This is the third novel in Ferrante’s Neapolitan series and they just keep getting better. I read the first, My Brilliant Friend, and was hooked, thought it was my special secret, then discovered that I was far from alone. Ferrante writes like no one else, in a propulsive style that captures the lives of the two protagonists, Elena and Lila, as they grow up and try to extricate themselves from the brutality of life in their village near Naples. The second novel is The Story of a New Name. If you haven’t read any of them, do it now!  If you’ve been reading Ferrante, then it’s no news that this third novel of a fraught friendship is another masterpiece, a brilliant picture of the times as seen through the lens of women’s lives.  

 

 

 

 

 

 

 

 

 

The Newlyweds by Nell Freudenberger

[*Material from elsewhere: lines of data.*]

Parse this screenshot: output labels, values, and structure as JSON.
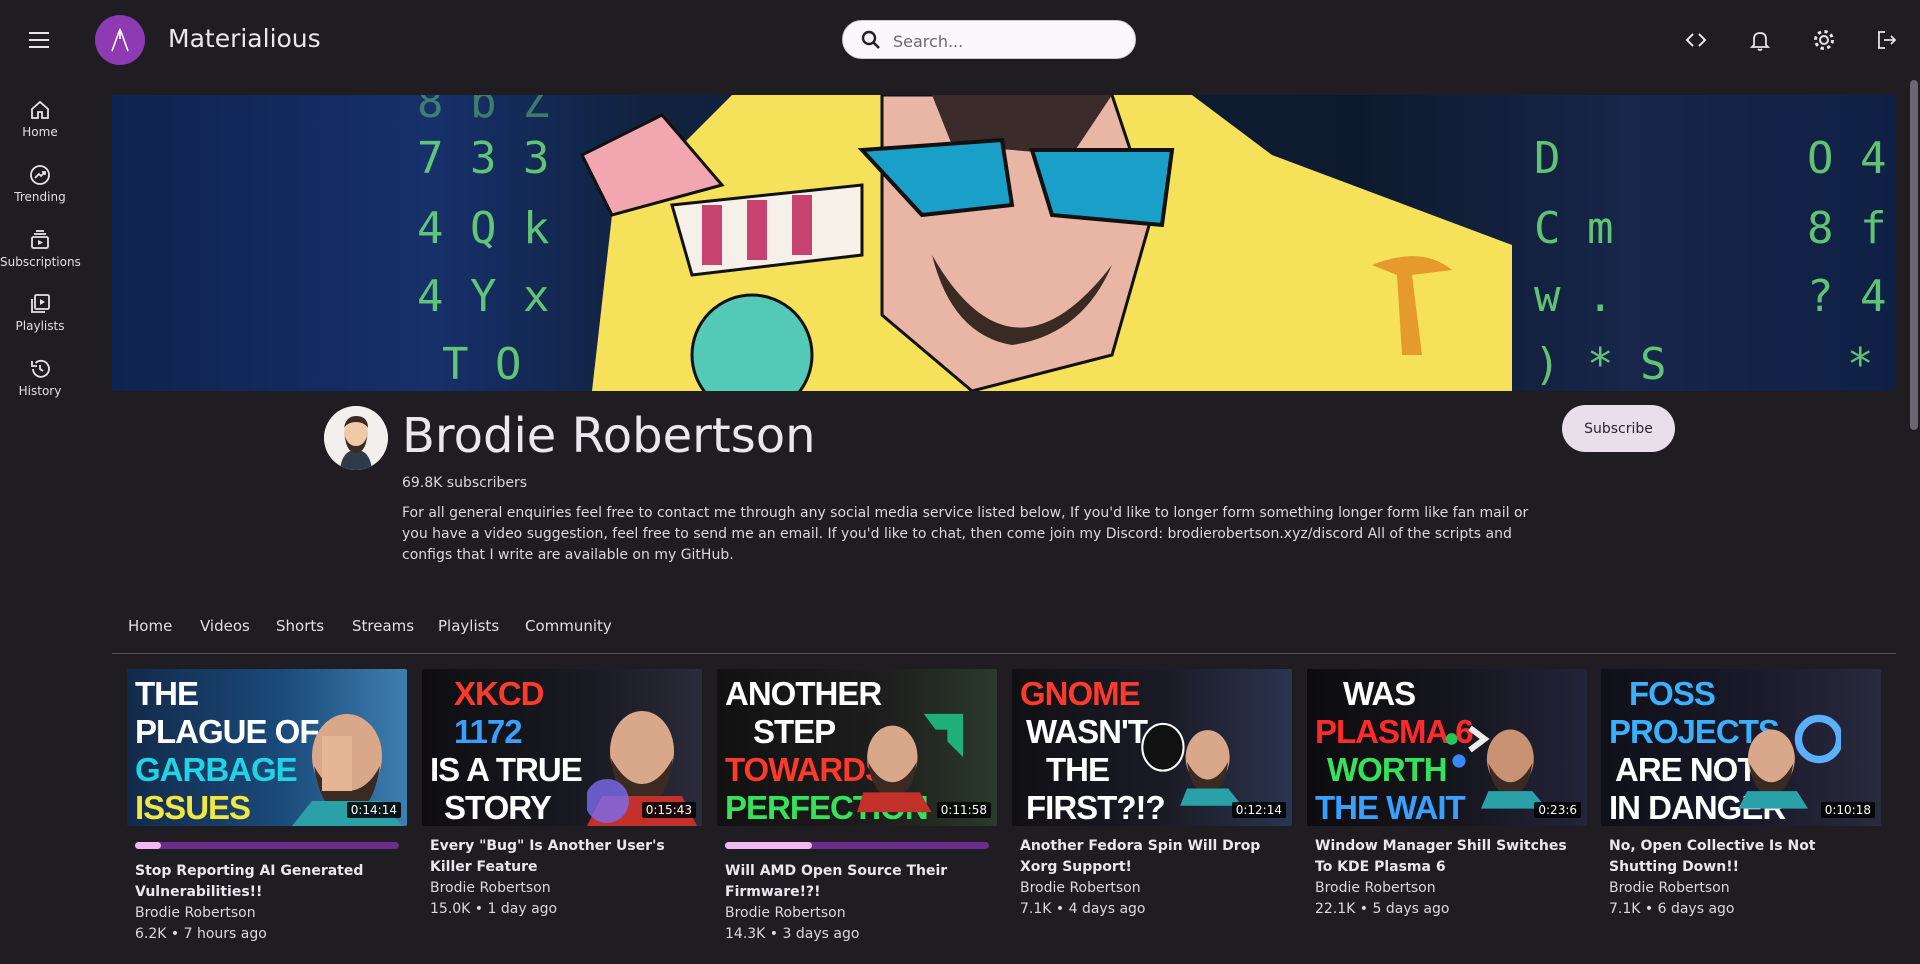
{
  "app": {
    "title": "Materialious"
  },
  "search": {
    "placeholder": "Search..."
  },
  "header_icons": [
    "code-icon",
    "bell-icon",
    "gear-icon",
    "logout-icon"
  ],
  "sidebar": {
    "items": [
      {
        "label": "Home",
        "icon": "home-icon"
      },
      {
        "label": "Trending",
        "icon": "trending-icon"
      },
      {
        "label": "Subscriptions",
        "icon": "subscriptions-icon"
      },
      {
        "label": "Playlists",
        "icon": "playlists-icon"
      },
      {
        "label": "History",
        "icon": "history-icon"
      }
    ]
  },
  "channel": {
    "name": "Brodie Robertson",
    "subscribers": "69.8K subscribers",
    "description": "For all general enquiries feel free to contact me through any social media service listed below, If you'd like to longer form something longer form like fan mail or you have a video suggestion, feel free to send me an email. If you'd like to chat, then come join my Discord: brodierobertson.xyz/discord All of the scripts and configs that I write are available on my GitHub.",
    "subscribe_label": "Subscribe"
  },
  "tabs": [
    "Home",
    "Videos",
    "Shorts",
    "Streams",
    "Playlists",
    "Community"
  ],
  "videos": [
    {
      "thumb_lines": [
        "THE",
        "PLAGUE OF",
        "GARBAGE",
        "ISSUES"
      ],
      "duration": "0:14:14",
      "progress": 0.1,
      "title": "Stop Reporting AI Generated Vulnerabilities!!",
      "channel": "Brodie Robertson",
      "meta": "6.2K • 7 hours ago"
    },
    {
      "thumb_lines": [
        "XKCD",
        "1172",
        "IS A TRUE",
        "STORY"
      ],
      "duration": "0:15:43",
      "progress": null,
      "title": "Every \"Bug\" Is Another User's Killer Feature",
      "channel": "Brodie Robertson",
      "meta": "15.0K • 1 day ago"
    },
    {
      "thumb_lines": [
        "ANOTHER",
        "STEP",
        "TOWARDS",
        "PERFECTION"
      ],
      "duration": "0:11:58",
      "progress": 0.33,
      "title": "Will AMD Open Source Their Firmware!?!",
      "channel": "Brodie Robertson",
      "meta": "14.3K • 3 days ago"
    },
    {
      "thumb_lines": [
        "GNOME",
        "WASN'T",
        "THE",
        "FIRST?!?"
      ],
      "duration": "0:12:14",
      "progress": null,
      "title": "Another Fedora Spin Will Drop Xorg Support!",
      "channel": "Brodie Robertson",
      "meta": "7.1K • 4 days ago"
    },
    {
      "thumb_lines": [
        "WAS",
        "PLASMA 6",
        "WORTH",
        "THE WAIT"
      ],
      "duration": "0:23:6",
      "progress": null,
      "title": "Window Manager Shill Switches To KDE Plasma 6",
      "channel": "Brodie Robertson",
      "meta": "22.1K • 5 days ago"
    },
    {
      "thumb_lines": [
        "FOSS",
        "PROJECTS",
        "ARE NOT",
        "IN DANGER"
      ],
      "duration": "0:10:18",
      "progress": null,
      "title": "No, Open Collective Is Not Shutting Down!!",
      "channel": "Brodie Robertson",
      "meta": "7.1K • 6 days ago"
    }
  ],
  "colors": {
    "background": "#1f1d22",
    "accent": "#8e3bb3",
    "progress_track": "#6c2c8c",
    "progress_fill": "#f1b8f1"
  }
}
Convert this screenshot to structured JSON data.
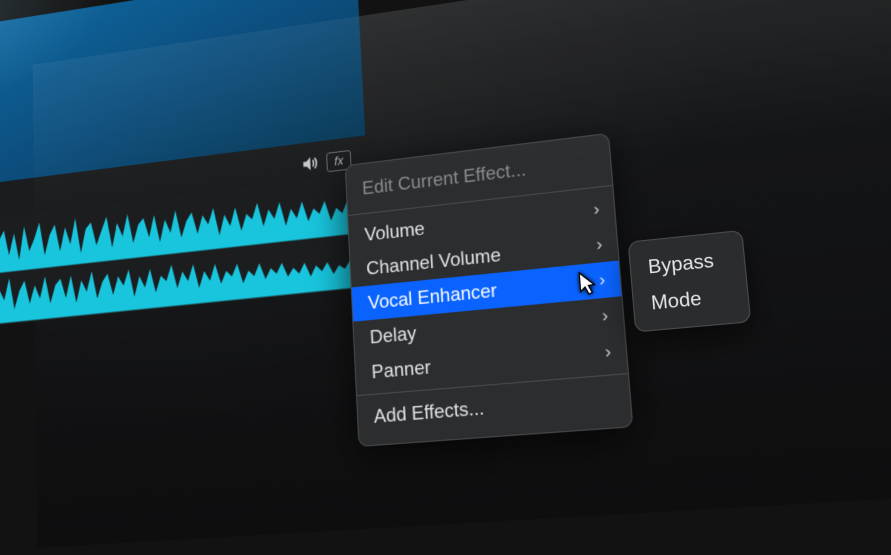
{
  "menu": {
    "header": "Edit Current Effect...",
    "items": [
      {
        "label": "Volume"
      },
      {
        "label": "Channel Volume"
      },
      {
        "label": "Vocal Enhancer"
      },
      {
        "label": "Delay"
      },
      {
        "label": "Panner"
      }
    ],
    "add": "Add Effects..."
  },
  "submenu": {
    "items": [
      {
        "label": "Bypass"
      },
      {
        "label": "Mode"
      }
    ]
  },
  "icons": {
    "audio": "audio-output-icon",
    "fx": "fx"
  }
}
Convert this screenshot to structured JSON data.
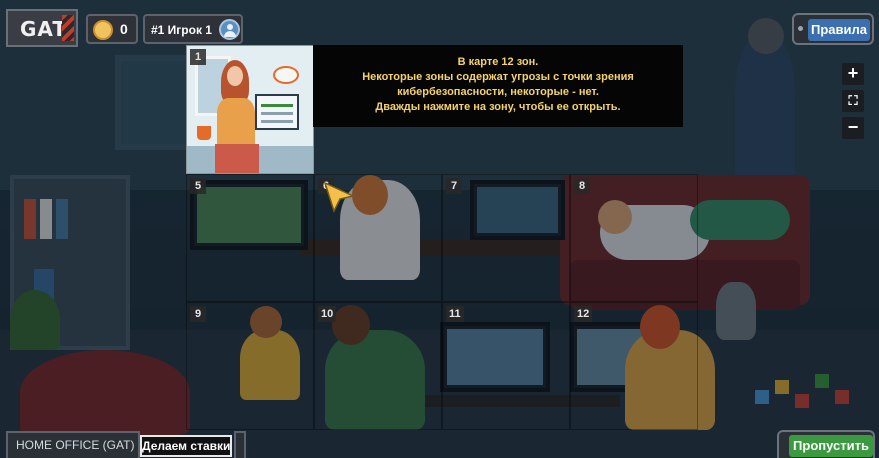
{
  "header": {
    "logo_text": "GAT",
    "coins": "0",
    "player_label": "#1 Игрок 1",
    "rules_label": "Правила"
  },
  "tooltip": {
    "lines": [
      "В карте 12 зон.",
      "Некоторые зоны содержат угрозы с точки зрения",
      "кибербезопасности, некоторые - нет.",
      "Дважды нажмите на зону, чтобы ее открыть."
    ]
  },
  "zones": {
    "z1": "1",
    "z5": "5",
    "z6": "6",
    "z7": "7",
    "z8": "8",
    "z9": "9",
    "z10": "10",
    "z11": "11",
    "z12": "12"
  },
  "zoom": {
    "plus": "+",
    "fit": "⛶",
    "minus": "−"
  },
  "footer": {
    "location": "HOME OFFICE (GAT)",
    "task": "Делаем ставки",
    "skip_label": "Пропустить"
  },
  "colors": {
    "tooltip_text": "#f5d36a",
    "rules_button": "#3b6fb0",
    "skip_button": "#3b9a3f",
    "coin": "#f1c35e"
  }
}
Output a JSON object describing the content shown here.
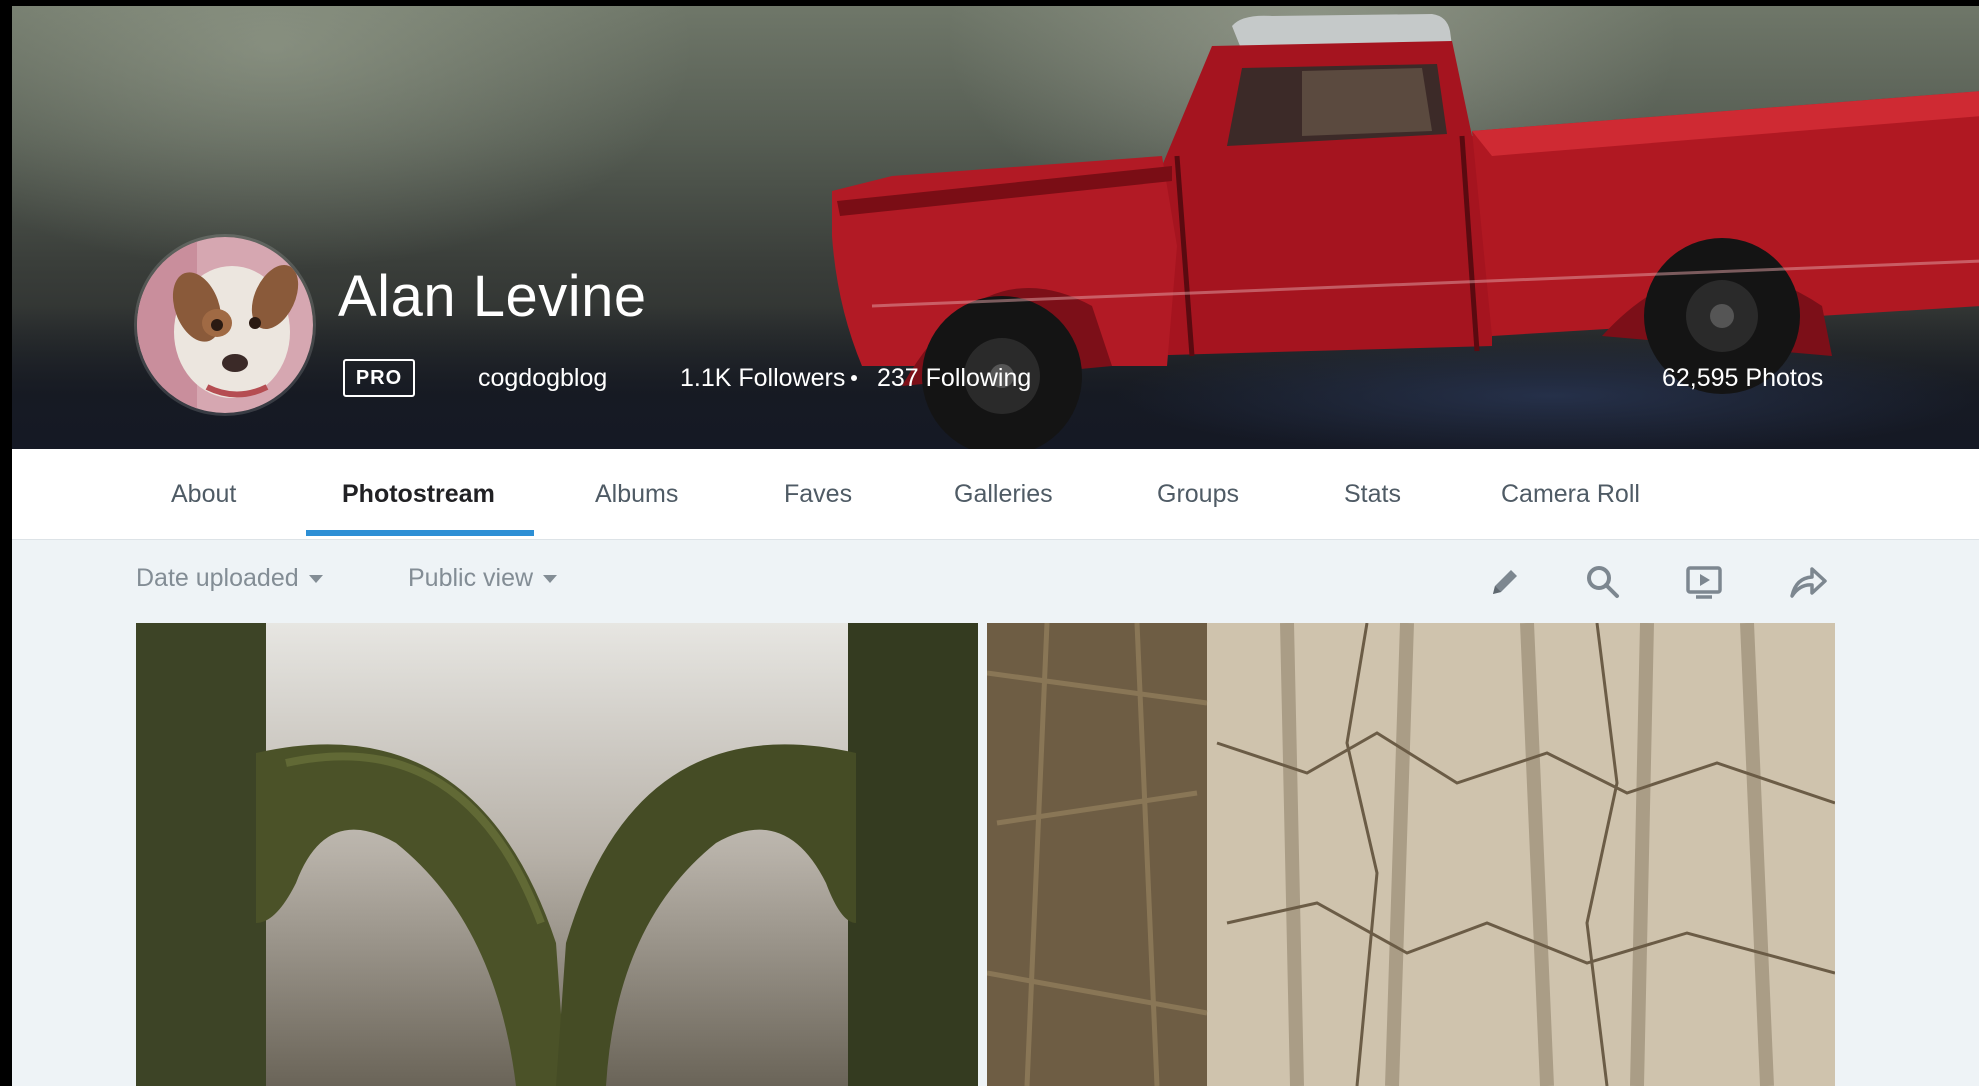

The NewlywedsI started listening to this lovely novel and was drawn into the story of Amina, a young Muslim woman from Bangladesh, who comes to Rochester, NY to marry a man she met via the Internet. George seems like a nice guy, an engineer with a good job, and Amina works hard at learning to adjust to life in that small, cold, upstate NY city.  She’s a particularly intelligent, thoughtful person, and the story’s told from her viewpoint as she tries hard to balance her new life and aspirations against her parents’ expectations, especially their hopes that she’ll continue to live as an observant Muslim.

Since novels are based on complications, we learn that Amina and George have prior relationships that cause tension in the marriage. And George’s family has some issues that complicate Amina’s life. Amina wants to bring her parents to Rochester as soon as she gets her green card, although in the course of the novel she begins to understand how difficult that will be. In the last section of the novel, Amina returns to Bangladesh to shepherd her parents through the visa process and flight to the U.S. There are problems, and she ends up staying longer than expected, immersed in the old rivalries and jealousies that she went to America to escape.

The novel ends without much resolution, leaving the reader (or listener) with lots to ponder about what Amina has in store for her. The narrator was excellent, although since the pacing is slow, I eventually became frustrated and went to the library and read the last section. For those who enjoy immigrant stories, The Newlyweds is a little gem.